The data Block Start

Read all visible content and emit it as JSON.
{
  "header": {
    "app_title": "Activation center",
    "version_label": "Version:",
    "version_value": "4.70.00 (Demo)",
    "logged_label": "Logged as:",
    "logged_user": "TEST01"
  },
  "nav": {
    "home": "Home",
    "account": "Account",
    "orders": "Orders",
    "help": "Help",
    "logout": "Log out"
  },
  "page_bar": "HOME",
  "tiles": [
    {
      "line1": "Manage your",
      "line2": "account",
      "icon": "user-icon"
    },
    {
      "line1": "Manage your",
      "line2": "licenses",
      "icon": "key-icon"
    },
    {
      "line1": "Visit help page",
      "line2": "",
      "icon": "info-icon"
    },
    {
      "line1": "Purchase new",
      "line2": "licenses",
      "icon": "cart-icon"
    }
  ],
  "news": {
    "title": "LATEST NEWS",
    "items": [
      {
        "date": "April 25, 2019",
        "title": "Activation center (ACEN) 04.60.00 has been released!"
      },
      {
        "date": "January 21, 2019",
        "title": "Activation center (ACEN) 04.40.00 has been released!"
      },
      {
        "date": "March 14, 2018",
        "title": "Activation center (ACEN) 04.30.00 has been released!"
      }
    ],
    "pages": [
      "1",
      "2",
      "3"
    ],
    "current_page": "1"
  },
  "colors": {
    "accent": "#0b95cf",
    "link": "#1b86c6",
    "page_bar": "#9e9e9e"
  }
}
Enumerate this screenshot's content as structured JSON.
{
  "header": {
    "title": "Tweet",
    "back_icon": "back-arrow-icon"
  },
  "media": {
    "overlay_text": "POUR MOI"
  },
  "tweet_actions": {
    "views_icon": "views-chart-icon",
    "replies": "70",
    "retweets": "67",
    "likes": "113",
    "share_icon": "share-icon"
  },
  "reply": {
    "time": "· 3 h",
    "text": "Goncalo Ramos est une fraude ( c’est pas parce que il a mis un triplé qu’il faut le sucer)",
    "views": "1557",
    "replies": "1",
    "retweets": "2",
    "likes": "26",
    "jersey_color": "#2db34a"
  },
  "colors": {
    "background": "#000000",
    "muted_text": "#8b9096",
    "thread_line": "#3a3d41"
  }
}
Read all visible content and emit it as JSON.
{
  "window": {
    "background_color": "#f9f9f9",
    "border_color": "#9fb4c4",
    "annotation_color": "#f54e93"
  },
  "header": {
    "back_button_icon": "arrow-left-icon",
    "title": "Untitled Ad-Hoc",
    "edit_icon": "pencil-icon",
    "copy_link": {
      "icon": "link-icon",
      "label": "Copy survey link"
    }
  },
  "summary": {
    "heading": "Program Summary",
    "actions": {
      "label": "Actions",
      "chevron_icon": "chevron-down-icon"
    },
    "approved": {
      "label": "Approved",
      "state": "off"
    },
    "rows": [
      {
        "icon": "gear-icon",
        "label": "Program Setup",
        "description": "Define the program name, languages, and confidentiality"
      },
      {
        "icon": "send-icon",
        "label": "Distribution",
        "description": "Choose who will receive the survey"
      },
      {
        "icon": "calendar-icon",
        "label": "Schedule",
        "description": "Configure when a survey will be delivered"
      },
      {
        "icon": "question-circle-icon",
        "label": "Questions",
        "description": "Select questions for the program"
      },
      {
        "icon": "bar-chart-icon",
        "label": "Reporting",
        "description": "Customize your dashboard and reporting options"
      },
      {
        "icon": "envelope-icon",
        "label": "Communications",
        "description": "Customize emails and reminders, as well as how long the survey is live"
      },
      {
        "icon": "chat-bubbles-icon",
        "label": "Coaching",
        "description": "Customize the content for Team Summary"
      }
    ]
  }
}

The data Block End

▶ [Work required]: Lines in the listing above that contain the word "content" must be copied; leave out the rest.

▶ [Result for this task]:
Read all visible content and emit it as JSON.
Enumerate this screenshot's content as structured JSON.
Read all visible content and emit it as JSON.
        "description": "Customize the content for Team Summary"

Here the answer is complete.